Instructions to follow: Print each record exactly as it appears, but drop the images.

╭──

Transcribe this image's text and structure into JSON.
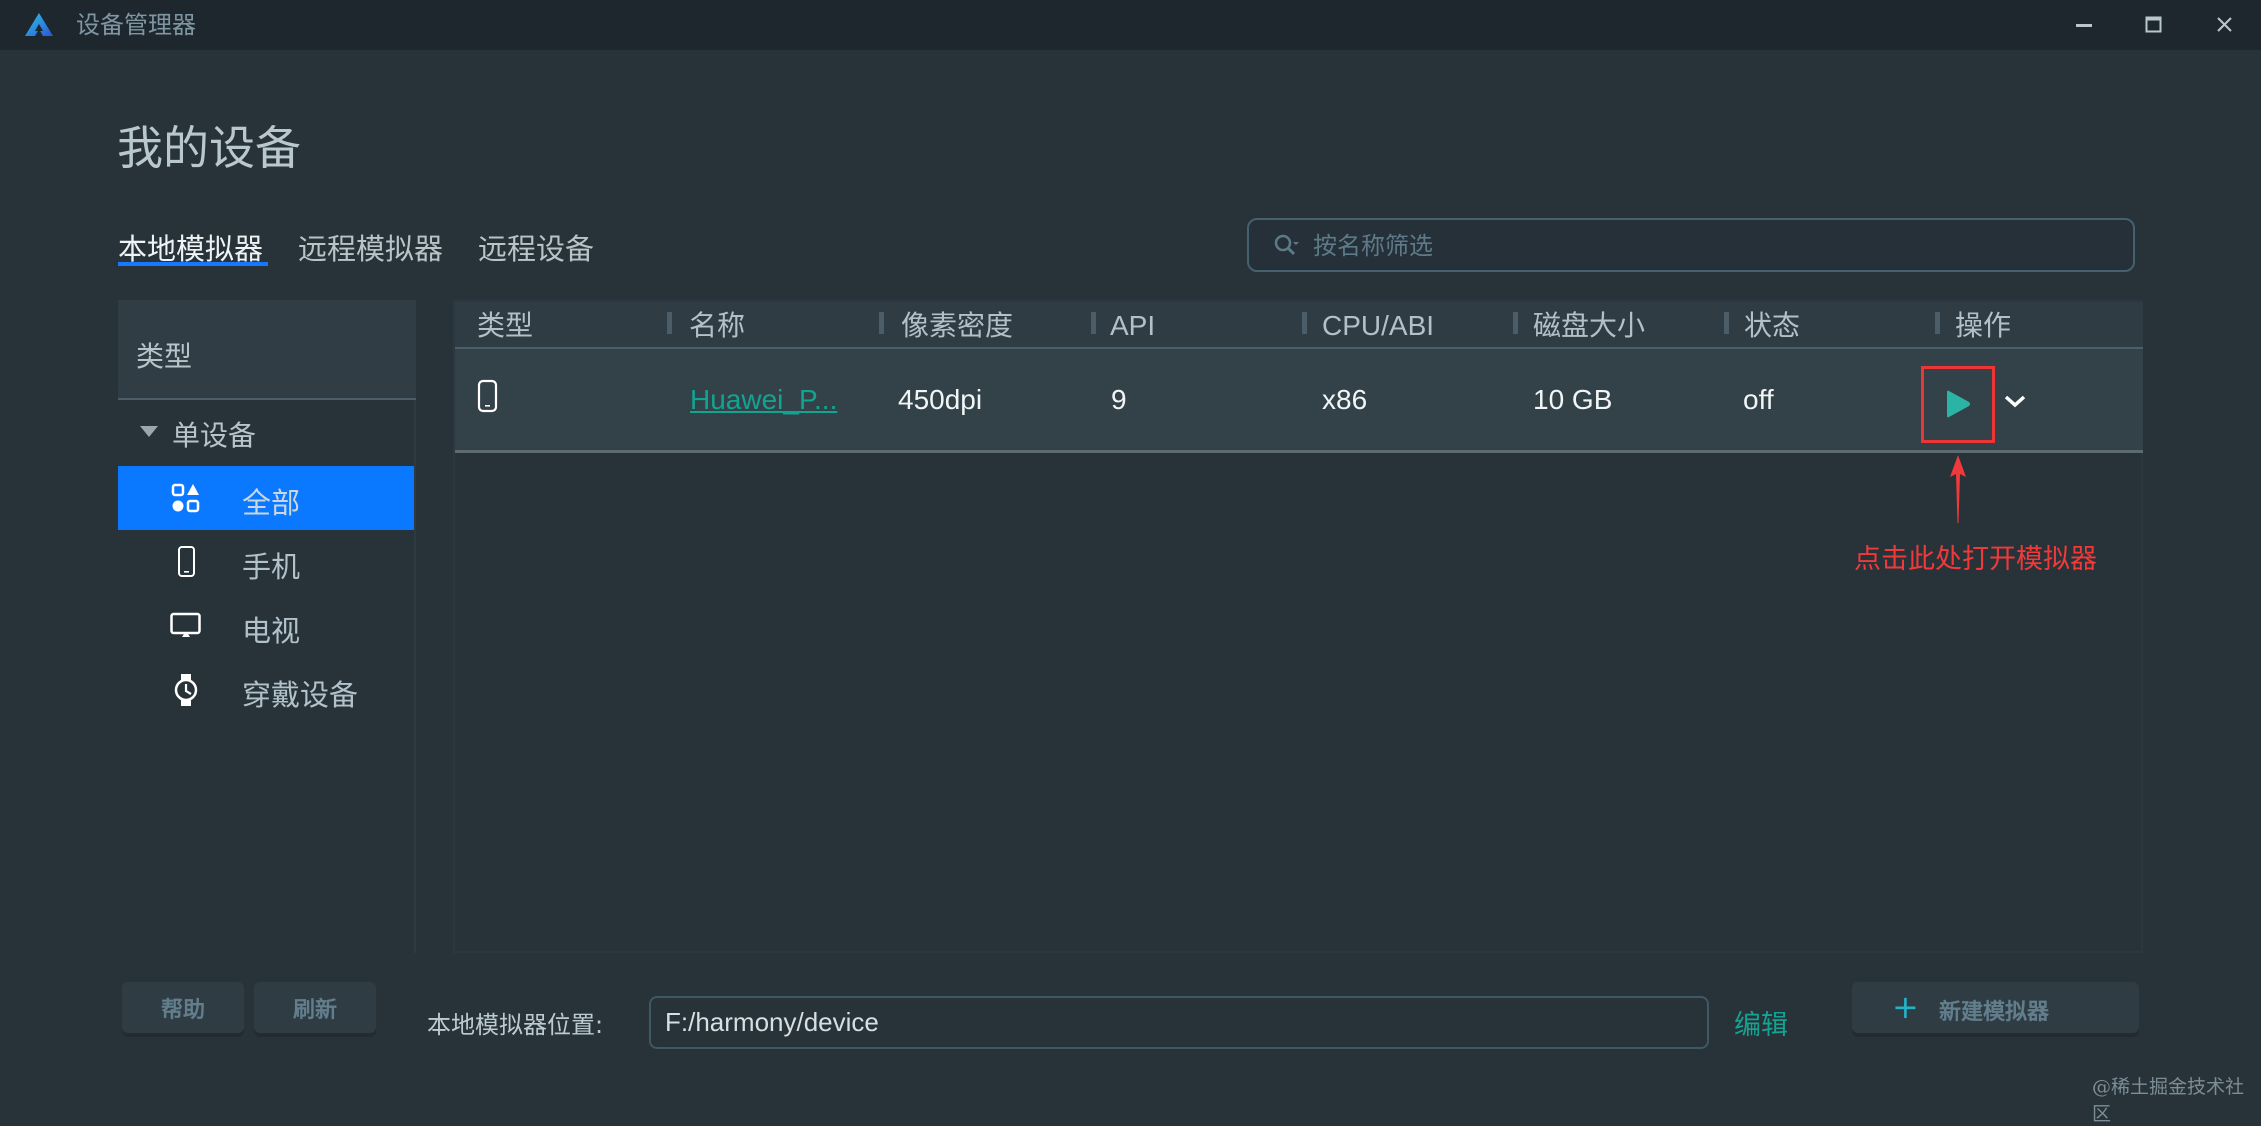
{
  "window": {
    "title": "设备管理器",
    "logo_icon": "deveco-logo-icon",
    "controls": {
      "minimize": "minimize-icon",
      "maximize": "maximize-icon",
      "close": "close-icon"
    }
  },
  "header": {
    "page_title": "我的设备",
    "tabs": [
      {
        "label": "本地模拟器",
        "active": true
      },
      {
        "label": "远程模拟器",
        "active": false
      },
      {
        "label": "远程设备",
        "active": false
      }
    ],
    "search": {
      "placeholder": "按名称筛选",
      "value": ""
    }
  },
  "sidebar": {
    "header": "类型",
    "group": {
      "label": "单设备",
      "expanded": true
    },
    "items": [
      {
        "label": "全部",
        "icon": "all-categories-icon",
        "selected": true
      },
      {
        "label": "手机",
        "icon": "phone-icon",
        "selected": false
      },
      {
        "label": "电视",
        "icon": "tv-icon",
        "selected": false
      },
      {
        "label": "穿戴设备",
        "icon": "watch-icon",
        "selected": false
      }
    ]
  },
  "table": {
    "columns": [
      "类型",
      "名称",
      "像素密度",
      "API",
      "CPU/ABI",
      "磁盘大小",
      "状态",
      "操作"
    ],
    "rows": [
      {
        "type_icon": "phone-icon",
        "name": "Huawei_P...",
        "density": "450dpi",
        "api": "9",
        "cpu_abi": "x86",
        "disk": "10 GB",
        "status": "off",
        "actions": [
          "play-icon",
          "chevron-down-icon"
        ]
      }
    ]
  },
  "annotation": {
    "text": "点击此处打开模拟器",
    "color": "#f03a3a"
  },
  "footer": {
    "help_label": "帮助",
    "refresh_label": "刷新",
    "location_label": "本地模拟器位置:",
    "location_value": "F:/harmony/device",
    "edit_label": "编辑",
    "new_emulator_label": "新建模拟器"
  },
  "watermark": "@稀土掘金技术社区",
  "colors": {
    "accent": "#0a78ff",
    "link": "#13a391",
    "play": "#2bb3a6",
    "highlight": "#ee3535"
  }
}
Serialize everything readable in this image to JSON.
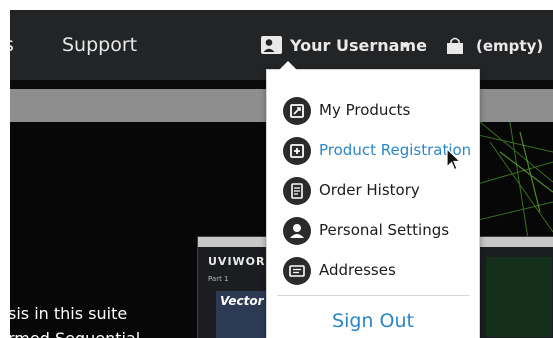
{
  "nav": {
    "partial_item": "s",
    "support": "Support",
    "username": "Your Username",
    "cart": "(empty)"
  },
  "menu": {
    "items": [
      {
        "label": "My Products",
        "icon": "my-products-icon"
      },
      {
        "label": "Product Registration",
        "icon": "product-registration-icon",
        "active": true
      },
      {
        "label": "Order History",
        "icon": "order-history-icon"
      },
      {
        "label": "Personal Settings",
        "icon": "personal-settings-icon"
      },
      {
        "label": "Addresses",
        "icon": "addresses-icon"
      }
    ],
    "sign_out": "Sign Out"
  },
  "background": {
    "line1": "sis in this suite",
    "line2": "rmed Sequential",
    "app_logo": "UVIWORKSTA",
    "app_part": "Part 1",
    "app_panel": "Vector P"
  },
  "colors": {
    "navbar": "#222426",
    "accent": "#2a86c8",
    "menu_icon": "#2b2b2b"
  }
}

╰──

Final answer:
Transcribe this image's text and structure into JSON.
{
  "window": {
    "title": "设备管理器",
    "logo_icon": "deveco-logo-icon",
    "controls": {
      "minimize": "minimize-icon",
      "maximize": "maximize-icon",
      "close": "close-icon"
    }
  },
  "header": {
    "page_title": "我的设备",
    "tabs": [
      {
        "label": "本地模拟器",
        "active": true
      },
      {
        "label": "远程模拟器",
        "active": false
      },
      {
        "label": "远程设备",
        "active": false
      }
    ],
    "search": {
      "placeholder": "按名称筛选",
      "value": ""
    }
  },
  "sidebar": {
    "header": "类型",
    "group": {
      "label": "单设备",
      "expanded": true
    },
    "items": [
      {
        "label": "全部",
        "icon": "all-categories-icon",
        "selected": true
      },
      {
        "label": "手机",
        "icon": "phone-icon",
        "selected": false
      },
      {
        "label": "电视",
        "icon": "tv-icon",
        "selected": false
      },
      {
        "label": "穿戴设备",
        "icon": "watch-icon",
        "selected": false
      }
    ]
  },
  "table": {
    "columns": [
      "类型",
      "名称",
      "像素密度",
      "API",
      "CPU/ABI",
      "磁盘大小",
      "状态",
      "操作"
    ],
    "rows": [
      {
        "type_icon": "phone-icon",
        "name": "Huawei_P...",
        "density": "450dpi",
        "api": "9",
        "cpu_abi": "x86",
        "disk": "10 GB",
        "status": "off",
        "actions": [
          "play-icon",
          "chevron-down-icon"
        ]
      }
    ]
  },
  "annotation": {
    "text": "点击此处打开模拟器",
    "color": "#f03a3a"
  },
  "footer": {
    "help_label": "帮助",
    "refresh_label": "刷新",
    "location_label": "本地模拟器位置:",
    "location_value": "F:/harmony/device",
    "edit_label": "编辑",
    "new_emulator_label": "新建模拟器"
  },
  "watermark": "@稀土掘金技术社区",
  "colors": {
    "accent": "#0a78ff",
    "link": "#13a391",
    "play": "#2bb3a6",
    "highlight": "#ee3535"
  }
}
Serialize everything readable in this image to JSON.
{
  "nav": {
    "partial_item": "s",
    "support": "Support",
    "username": "Your Username",
    "cart": "(empty)"
  },
  "menu": {
    "items": [
      {
        "label": "My Products",
        "icon": "my-products-icon"
      },
      {
        "label": "Product Registration",
        "icon": "product-registration-icon",
        "active": true
      },
      {
        "label": "Order History",
        "icon": "order-history-icon"
      },
      {
        "label": "Personal Settings",
        "icon": "personal-settings-icon"
      },
      {
        "label": "Addresses",
        "icon": "addresses-icon"
      }
    ],
    "sign_out": "Sign Out"
  },
  "background": {
    "line1": "sis in this suite",
    "line2": "rmed Sequential",
    "app_logo": "UVIWORKSTA",
    "app_part": "Part 1",
    "app_panel": "Vector P"
  },
  "colors": {
    "navbar": "#222426",
    "accent": "#2a86c8",
    "menu_icon": "#2b2b2b"
  }
}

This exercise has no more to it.